CVS view from J Street
Less than 24 hours after downtown's community planning group shot down plans for a 10,800-square-foot CVS store proposed for the Gaslamp Quarter, the citywide Planning Commission approved the same plan — by the same 2-1 vote ratio as the vote against it.
Wednesday evening, the Downtown Community Planning Council, part of the city's reconstituted redevelopment agency, heard complaints and concerns from the Gaslamp Quarter Historical Foundation, the Gaslamp Quarter Association, the Downtown Residents Association, and others before rejecting the plan on a 14-7 vote. The group had rejected it the first time it came before them in May with a unanimous vote.
But the next morning, the planning commission approved it on a 4-2 vote.
The planning group — all neighborhood planning groups — are advisory bodies, according to Brad Richter, assistant vice president of planning for Civic San Diego, which replaced the outlawed redevelopment agency. The Planning Commission is a decision-making body, and its decisions can only be challenged by appeal to the city council or by lawsuit.
Boos Development West's Brian Charles said CVS is pleased with the approval and pointed out that the plan for the 5th Avenue and J Street store had been changed to include the community concerns before Boos brought it back to the planning group, and to the commission.
"it was a very interesting process," Charles said of the overnight turnabout. "We listened to community concerns and made changes, including eliminating alcohol sales and adding entrances, and we will continue to listen."

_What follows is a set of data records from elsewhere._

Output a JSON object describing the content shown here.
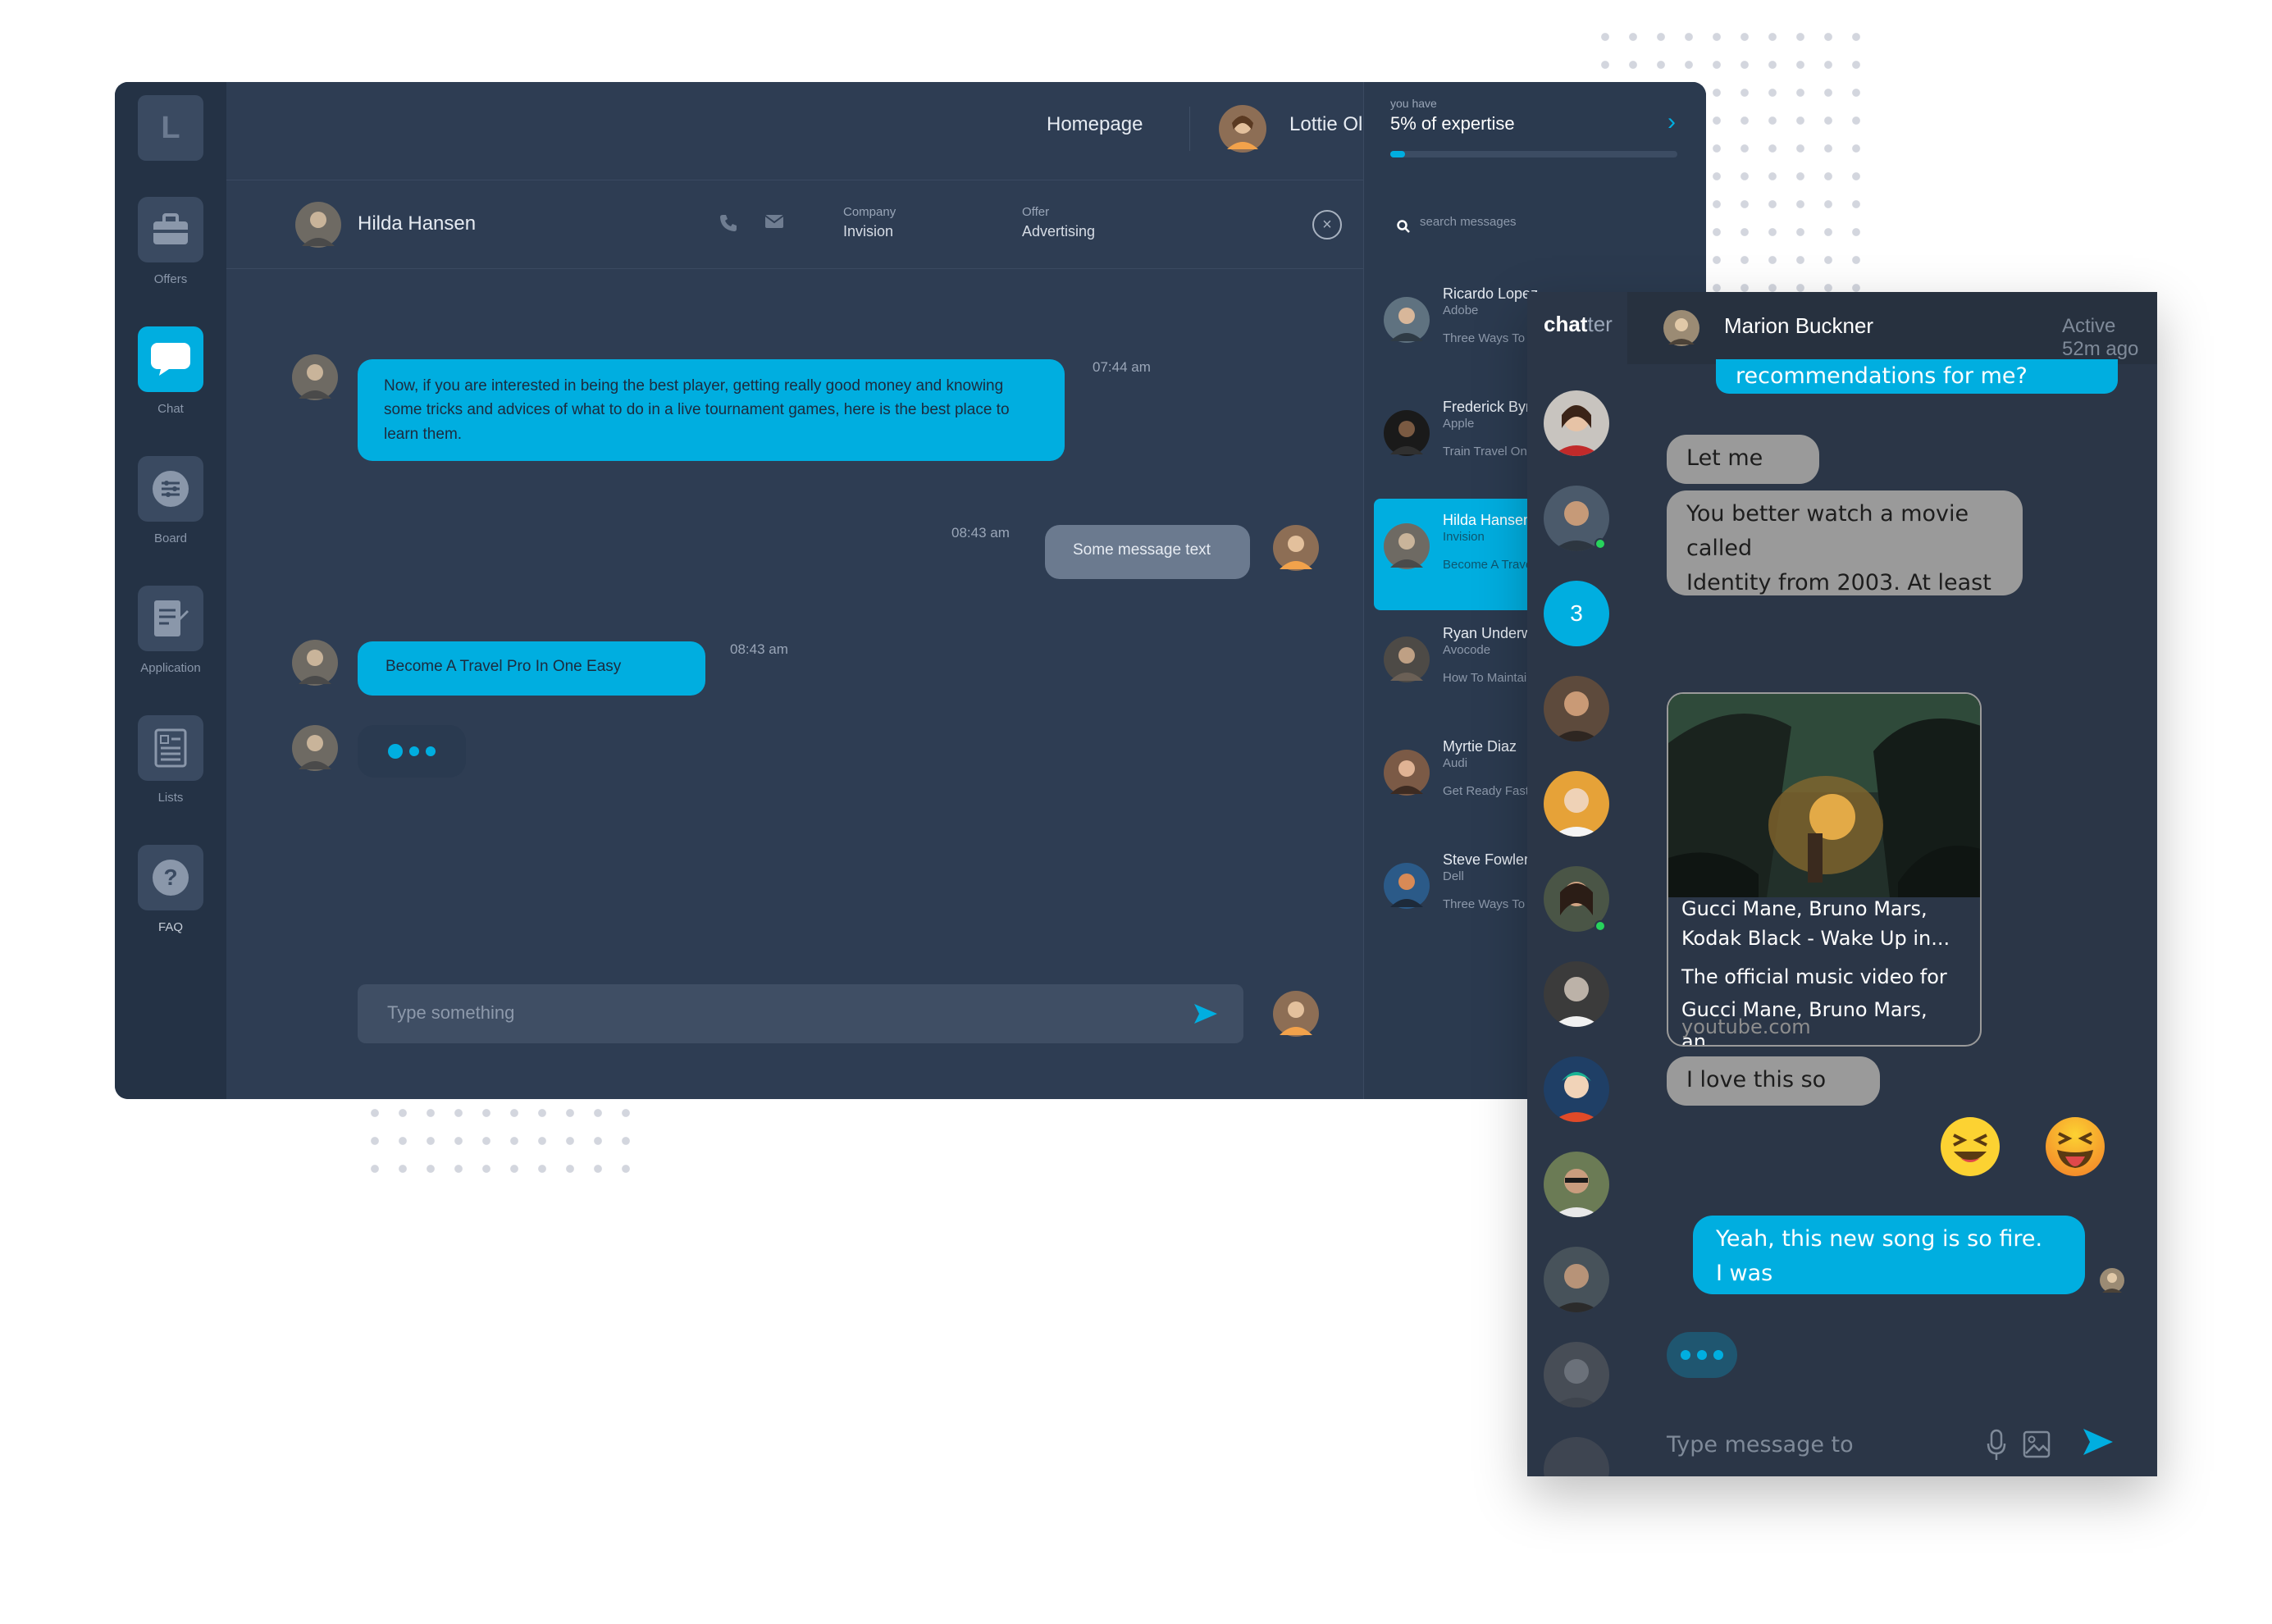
{
  "dashboard": {
    "logo_letter": "L",
    "nav": [
      {
        "label": "Offers",
        "icon": "briefcase-icon"
      },
      {
        "label": "Chat",
        "icon": "chat-bubble-icon",
        "active": true
      },
      {
        "label": "Board",
        "icon": "sliders-icon"
      },
      {
        "label": "Application",
        "icon": "document-edit-icon"
      },
      {
        "label": "Lists",
        "icon": "list-document-icon"
      },
      {
        "label": "FAQ",
        "icon": "question-icon"
      }
    ],
    "topbar": {
      "homepage": "Homepage",
      "user_name": "Lottie Oliver",
      "expertise_small": "you have",
      "expertise_big": "5% of expertise",
      "expertise_percent": 5
    },
    "chat_header": {
      "name": "Hilda Hansen",
      "company_label": "Company",
      "company_value": "Invision",
      "offer_label": "Offer",
      "offer_value": "Advertising"
    },
    "messages": [
      {
        "text": "Now, if you are interested in being the best player, getting really good money and knowing some tricks and advices of what to do in a live tournament games, here is the best place to learn them.",
        "time": "07:44 am"
      },
      {
        "text": "Some message text",
        "time": "08:43 am"
      },
      {
        "text": "Become A Travel Pro In One Easy",
        "time": "08:43 am"
      }
    ],
    "input_placeholder": "Type something",
    "search_placeholder": "search messages",
    "conversations": [
      {
        "name": "Ricardo Lopez",
        "company": "Adobe",
        "preview": "Three Ways To"
      },
      {
        "name": "Frederick Byrd",
        "company": "Apple",
        "preview": "Train Travel On"
      },
      {
        "name": "Hilda Hansen",
        "company": "Invision",
        "preview": "Become A Travel",
        "active": true
      },
      {
        "name": "Ryan Underwood",
        "company": "Avocode",
        "preview": "How To Maintain"
      },
      {
        "name": "Myrtie Diaz",
        "company": "Audi",
        "preview": "Get Ready Fast"
      },
      {
        "name": "Steve Fowler",
        "company": "Dell",
        "preview": "Three Ways To"
      }
    ]
  },
  "chatter": {
    "logo_bold": "chat",
    "logo_light": "ter",
    "contact_name": "Marion Buckner",
    "active_status": "Active 52m ago",
    "unread_count": "3",
    "messages": {
      "top_partial": "recommendations for me?",
      "let_me": "Let me",
      "movie_line1": "You better watch a movie",
      "movie_line2": "called",
      "movie_line3": "Identity from 2003. At least",
      "yt_title_1": "Gucci Mane, Bruno Mars,",
      "yt_title_2": "Kodak Black - Wake Up in...",
      "yt_desc_1": "The official music video for",
      "yt_desc_2": "Gucci Mane, Bruno Mars, an...",
      "yt_url": "youtube.com",
      "love": "I love this so",
      "reply_1": "Yeah, this new song is so fire.",
      "reply_2": "I was"
    },
    "input_placeholder": "Type message to"
  }
}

The store is planned for about a quarter of the building frontage on both Fifth Avenue and J Street, where it will replace a Reeboks store, a Quiksilver store, and a women's clothing boutique.
CVS as viewed from Fifth Avenue: "quaint, visually interesting, and boutiquey"?
The Gaslamp was declared an historical district in 1980, and its zoning limits the street face of facilities to 150 feet to try to keep the district looking quaint, visually interesting and boutiquey. Because the store wraps around the corner, it has 198 feet of street face, which was one of the issues remedied by adding a second full entrance complete with cash registers so it would be a true second entrance, Charles said.
The interior of the store goes deeper than the street face, so it takes up about a third of the building's footprint on the ground floor.
One of the quirks of zoning CVS encountered was that, had the store size been reduced by 801 square feet to 9,999 square feet, it would have been permitted without such intense review under the zoning rules.
"That was the space the landlord gave us — we couldn't really give back 800 square feet," Charles said. "This is really pretty small for a CVS store — our stores average 15,000 square feet."
Another community concern raised by the Downtown Residents Association is that CVS already has a store a few blocks away at Sixth Avenue and Market street. That store has become something of an eyesore, residents said, with homeless people on the sidewalk around it — it has a two-and-a-half star rating on Yelp.
"Its sidewalks are full of trash and is a magnet for homeless and panhandlers," Marsha Sewell wrote in a letter to the planning group..
"The public had a lot of concern that the other store had become an eyesore and a nuisance," Charles said. "Corporate hadn't heard about that and we are going to see what we can do to improve there.... We want to be a community resource."
The Sixth Avenue store sells beer and wine, while the new store will not, Charles said.
"Sixty percent of our sales are health and beauty items," he said. "We aren't invested in alcohol sales."
The historical association, in a letter to the planning commission, called the project "the antithesis of the type of building that should be permitted in the Gaslamp Quarter ... we cannot support a super-sized drug/liquor (store) on 5th Avenue — the antithesis of the type of building that should be permitted in the Gaslamp Quarter."